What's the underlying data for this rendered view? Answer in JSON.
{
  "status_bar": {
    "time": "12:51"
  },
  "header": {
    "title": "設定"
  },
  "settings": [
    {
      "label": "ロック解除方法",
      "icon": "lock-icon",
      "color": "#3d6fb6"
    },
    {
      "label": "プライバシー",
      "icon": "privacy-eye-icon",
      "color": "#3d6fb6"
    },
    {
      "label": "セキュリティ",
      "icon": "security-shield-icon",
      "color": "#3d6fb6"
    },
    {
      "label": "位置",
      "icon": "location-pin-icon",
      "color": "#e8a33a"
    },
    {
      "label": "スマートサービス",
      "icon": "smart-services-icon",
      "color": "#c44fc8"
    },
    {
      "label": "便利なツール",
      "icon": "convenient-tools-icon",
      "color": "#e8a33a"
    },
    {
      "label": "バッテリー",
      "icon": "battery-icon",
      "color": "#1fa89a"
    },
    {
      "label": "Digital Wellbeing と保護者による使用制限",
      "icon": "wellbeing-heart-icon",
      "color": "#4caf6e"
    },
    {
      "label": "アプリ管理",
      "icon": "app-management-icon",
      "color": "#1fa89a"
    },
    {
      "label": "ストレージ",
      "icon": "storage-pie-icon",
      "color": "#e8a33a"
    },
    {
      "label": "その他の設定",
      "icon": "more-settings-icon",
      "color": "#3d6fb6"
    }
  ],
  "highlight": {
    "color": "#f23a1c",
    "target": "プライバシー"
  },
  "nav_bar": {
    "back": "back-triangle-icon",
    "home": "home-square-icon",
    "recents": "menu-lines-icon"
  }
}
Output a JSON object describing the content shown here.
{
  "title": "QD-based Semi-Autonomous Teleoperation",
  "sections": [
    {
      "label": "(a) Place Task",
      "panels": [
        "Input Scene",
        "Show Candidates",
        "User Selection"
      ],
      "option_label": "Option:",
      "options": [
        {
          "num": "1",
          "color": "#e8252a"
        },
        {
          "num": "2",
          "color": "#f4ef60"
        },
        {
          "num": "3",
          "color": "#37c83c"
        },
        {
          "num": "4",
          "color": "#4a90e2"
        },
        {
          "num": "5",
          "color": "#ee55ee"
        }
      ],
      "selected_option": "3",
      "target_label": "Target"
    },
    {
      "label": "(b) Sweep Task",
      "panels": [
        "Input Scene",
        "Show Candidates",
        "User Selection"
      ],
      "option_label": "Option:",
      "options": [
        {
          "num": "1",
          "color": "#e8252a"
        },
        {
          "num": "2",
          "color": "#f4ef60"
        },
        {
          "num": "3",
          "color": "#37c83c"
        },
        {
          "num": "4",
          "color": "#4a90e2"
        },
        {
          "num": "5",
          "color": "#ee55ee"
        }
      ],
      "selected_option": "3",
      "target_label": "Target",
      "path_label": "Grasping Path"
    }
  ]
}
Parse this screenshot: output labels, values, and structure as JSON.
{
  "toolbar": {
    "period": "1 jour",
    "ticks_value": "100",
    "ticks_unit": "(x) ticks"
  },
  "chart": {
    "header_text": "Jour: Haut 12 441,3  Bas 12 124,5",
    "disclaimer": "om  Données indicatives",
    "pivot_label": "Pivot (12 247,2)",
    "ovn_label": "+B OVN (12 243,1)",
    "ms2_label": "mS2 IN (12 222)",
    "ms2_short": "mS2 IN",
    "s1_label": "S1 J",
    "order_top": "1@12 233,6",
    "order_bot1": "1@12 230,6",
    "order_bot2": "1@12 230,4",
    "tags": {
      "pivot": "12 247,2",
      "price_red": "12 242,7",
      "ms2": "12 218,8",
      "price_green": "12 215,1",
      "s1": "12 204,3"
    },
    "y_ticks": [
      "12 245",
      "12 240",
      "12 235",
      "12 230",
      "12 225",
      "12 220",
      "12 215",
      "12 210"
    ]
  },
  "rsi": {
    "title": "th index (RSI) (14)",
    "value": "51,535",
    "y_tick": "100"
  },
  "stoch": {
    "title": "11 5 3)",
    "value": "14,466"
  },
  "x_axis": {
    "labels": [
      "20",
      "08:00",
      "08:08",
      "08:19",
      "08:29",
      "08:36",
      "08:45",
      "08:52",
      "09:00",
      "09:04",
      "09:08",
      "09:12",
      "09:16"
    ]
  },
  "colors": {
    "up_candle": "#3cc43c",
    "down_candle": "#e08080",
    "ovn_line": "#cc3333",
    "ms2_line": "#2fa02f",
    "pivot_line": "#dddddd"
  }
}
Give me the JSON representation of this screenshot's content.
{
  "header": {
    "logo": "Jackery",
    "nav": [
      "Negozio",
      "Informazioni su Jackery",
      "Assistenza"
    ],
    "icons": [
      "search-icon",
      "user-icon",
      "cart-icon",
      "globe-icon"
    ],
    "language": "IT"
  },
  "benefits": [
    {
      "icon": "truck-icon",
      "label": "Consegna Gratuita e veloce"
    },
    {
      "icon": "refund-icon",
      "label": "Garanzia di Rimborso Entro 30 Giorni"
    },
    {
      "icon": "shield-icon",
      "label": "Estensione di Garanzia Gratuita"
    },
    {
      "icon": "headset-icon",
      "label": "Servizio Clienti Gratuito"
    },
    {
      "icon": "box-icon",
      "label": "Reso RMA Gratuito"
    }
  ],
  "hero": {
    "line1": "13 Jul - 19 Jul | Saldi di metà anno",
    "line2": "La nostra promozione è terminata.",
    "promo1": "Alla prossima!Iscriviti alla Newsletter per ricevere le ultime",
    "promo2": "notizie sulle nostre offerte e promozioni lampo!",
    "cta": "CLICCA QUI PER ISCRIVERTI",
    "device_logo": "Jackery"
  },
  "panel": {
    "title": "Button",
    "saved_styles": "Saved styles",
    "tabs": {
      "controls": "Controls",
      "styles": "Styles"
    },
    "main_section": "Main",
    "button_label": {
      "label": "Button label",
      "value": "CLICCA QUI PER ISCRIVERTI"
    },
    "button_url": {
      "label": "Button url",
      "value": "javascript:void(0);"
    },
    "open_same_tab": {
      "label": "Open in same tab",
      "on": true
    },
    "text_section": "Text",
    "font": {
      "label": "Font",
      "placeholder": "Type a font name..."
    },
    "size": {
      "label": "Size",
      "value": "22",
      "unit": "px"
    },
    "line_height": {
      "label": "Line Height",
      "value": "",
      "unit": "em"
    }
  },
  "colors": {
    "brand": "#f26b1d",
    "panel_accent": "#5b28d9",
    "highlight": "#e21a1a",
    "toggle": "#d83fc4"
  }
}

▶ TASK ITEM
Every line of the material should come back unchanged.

▶ RESULT BELOW
What's the underlying data for this rendered view? Answer in JSON.
{
  "status_bar": {
    "time": "12:51"
  },
  "header": {
    "title": "設定"
  },
  "settings": [
    {
      "label": "ロック解除方法",
      "icon": "lock-icon",
      "color": "#3d6fb6"
    },
    {
      "label": "プライバシー",
      "icon": "privacy-eye-icon",
      "color": "#3d6fb6"
    },
    {
      "label": "セキュリティ",
      "icon": "security-shield-icon",
      "color": "#3d6fb6"
    },
    {
      "label": "位置",
      "icon": "location-pin-icon",
      "color": "#e8a33a"
    },
    {
      "label": "スマートサービス",
      "icon": "smart-services-icon",
      "color": "#c44fc8"
    },
    {
      "label": "便利なツール",
      "icon": "convenient-tools-icon",
      "color": "#e8a33a"
    },
    {
      "label": "バッテリー",
      "icon": "battery-icon",
      "color": "#1fa89a"
    },
    {
      "label": "Digital Wellbeing と保護者による使用制限",
      "icon": "wellbeing-heart-icon",
      "color": "#4caf6e"
    },
    {
      "label": "アプリ管理",
      "icon": "app-management-icon",
      "color": "#1fa89a"
    },
    {
      "label": "ストレージ",
      "icon": "storage-pie-icon",
      "color": "#e8a33a"
    },
    {
      "label": "その他の設定",
      "icon": "more-settings-icon",
      "color": "#3d6fb6"
    }
  ],
  "highlight": {
    "color": "#f23a1c",
    "target": "プライバシー"
  },
  "nav_bar": {
    "back": "back-triangle-icon",
    "home": "home-square-icon",
    "recents": "menu-lines-icon"
  }
}
Output a JSON object describing the content shown here.
{
  "title": "QD-based Semi-Autonomous Teleoperation",
  "sections": [
    {
      "label": "(a) Place Task",
      "panels": [
        "Input Scene",
        "Show Candidates",
        "User Selection"
      ],
      "option_label": "Option:",
      "options": [
        {
          "num": "1",
          "color": "#e8252a"
        },
        {
          "num": "2",
          "color": "#f4ef60"
        },
        {
          "num": "3",
          "color": "#37c83c"
        },
        {
          "num": "4",
          "color": "#4a90e2"
        },
        {
          "num": "5",
          "color": "#ee55ee"
        }
      ],
      "selected_option": "3",
      "target_label": "Target"
    },
    {
      "label": "(b) Sweep Task",
      "panels": [
        "Input Scene",
        "Show Candidates",
        "User Selection"
      ],
      "option_label": "Option:",
      "options": [
        {
          "num": "1",
          "color": "#e8252a"
        },
        {
          "num": "2",
          "color": "#f4ef60"
        },
        {
          "num": "3",
          "color": "#37c83c"
        },
        {
          "num": "4",
          "color": "#4a90e2"
        },
        {
          "num": "5",
          "color": "#ee55ee"
        }
      ],
      "selected_option": "3",
      "target_label": "Target",
      "path_label": "Grasping Path"
    }
  ]
}
Parse this screenshot: output labels, values, and structure as JSON.
{
  "toolbar": {
    "period": "1 jour",
    "ticks_value": "100",
    "ticks_unit": "(x) ticks"
  },
  "chart": {
    "header_text": "Jour: Haut 12 441,3  Bas 12 124,5",
    "disclaimer": "om  Données indicatives",
    "pivot_label": "Pivot (12 247,2)",
    "ovn_label": "+B OVN (12 243,1)",
    "ms2_label": "mS2 IN (12 222)",
    "ms2_short": "mS2 IN",
    "s1_label": "S1 J",
    "order_top": "1@12 233,6",
    "order_bot1": "1@12 230,6",
    "order_bot2": "1@12 230,4",
    "tags": {
      "pivot": "12 247,2",
      "price_red": "12 242,7",
      "ms2": "12 218,8",
      "price_green": "12 215,1",
      "s1": "12 204,3"
    },
    "y_ticks": [
      "12 245",
      "12 240",
      "12 235",
      "12 230",
      "12 225",
      "12 220",
      "12 215",
      "12 210"
    ]
  },
  "rsi": {
    "title": "th index (RSI) (14)",
    "value": "51,535",
    "y_tick": "100"
  },
  "stoch": {
    "title": "11 5 3)",
    "value": "14,466"
  },
  "x_axis": {
    "labels": [
      "20",
      "08:00",
      "08:08",
      "08:19",
      "08:29",
      "08:36",
      "08:45",
      "08:52",
      "09:00",
      "09:04",
      "09:08",
      "09:12",
      "09:16"
    ]
  },
  "colors": {
    "up_candle": "#3cc43c",
    "down_candle": "#e08080",
    "ovn_line": "#cc3333",
    "ms2_line": "#2fa02f",
    "pivot_line": "#dddddd"
  }
}
Give me the JSON representation of this screenshot's content.
{
  "header": {
    "logo": "Jackery",
    "nav": [
      "Negozio",
      "Informazioni su Jackery",
      "Assistenza"
    ],
    "icons": [
      "search-icon",
      "user-icon",
      "cart-icon",
      "globe-icon"
    ],
    "language": "IT"
  },
  "benefits": [
    {
      "icon": "truck-icon",
      "label": "Consegna Gratuita e veloce"
    },
    {
      "icon": "refund-icon",
      "label": "Garanzia di Rimborso Entro 30 Giorni"
    },
    {
      "icon": "shield-icon",
      "label": "Estensione di Garanzia Gratuita"
    },
    {
      "icon": "headset-icon",
      "label": "Servizio Clienti Gratuito"
    },
    {
      "icon": "box-icon",
      "label": "Reso RMA Gratuito"
    }
  ],
  "hero": {
    "line1": "13 Jul - 19 Jul | Saldi di metà anno",
    "line2": "La nostra promozione è terminata.",
    "promo1": "Alla prossima!Iscriviti alla Newsletter per ricevere le ultime",
    "promo2": "notizie sulle nostre offerte e promozioni lampo!",
    "cta": "CLICCA QUI PER ISCRIVERTI",
    "device_logo": "Jackery"
  },
  "panel": {
    "title": "Button",
    "saved_styles": "Saved styles",
    "tabs": {
      "controls": "Controls",
      "styles": "Styles"
    },
    "main_section": "Main",
    "button_label": {
      "label": "Button label",
      "value": "CLICCA QUI PER ISCRIVERTI"
    },
    "button_url": {
      "label": "Button url",
      "value": "javascript:void(0);"
    },
    "open_same_tab": {
      "label": "Open in same tab",
      "on": true
    },
    "text_section": "Text",
    "font": {
      "label": "Font",
      "placeholder": "Type a font name..."
    },
    "size": {
      "label": "Size",
      "value": "22",
      "unit": "px"
    },
    "line_height": {
      "label": "Line Height",
      "value": "",
      "unit": "em"
    }
  },
  "colors": {
    "brand": "#f26b1d",
    "panel_accent": "#5b28d9",
    "highlight": "#e21a1a",
    "toggle": "#d83fc4"
  }
}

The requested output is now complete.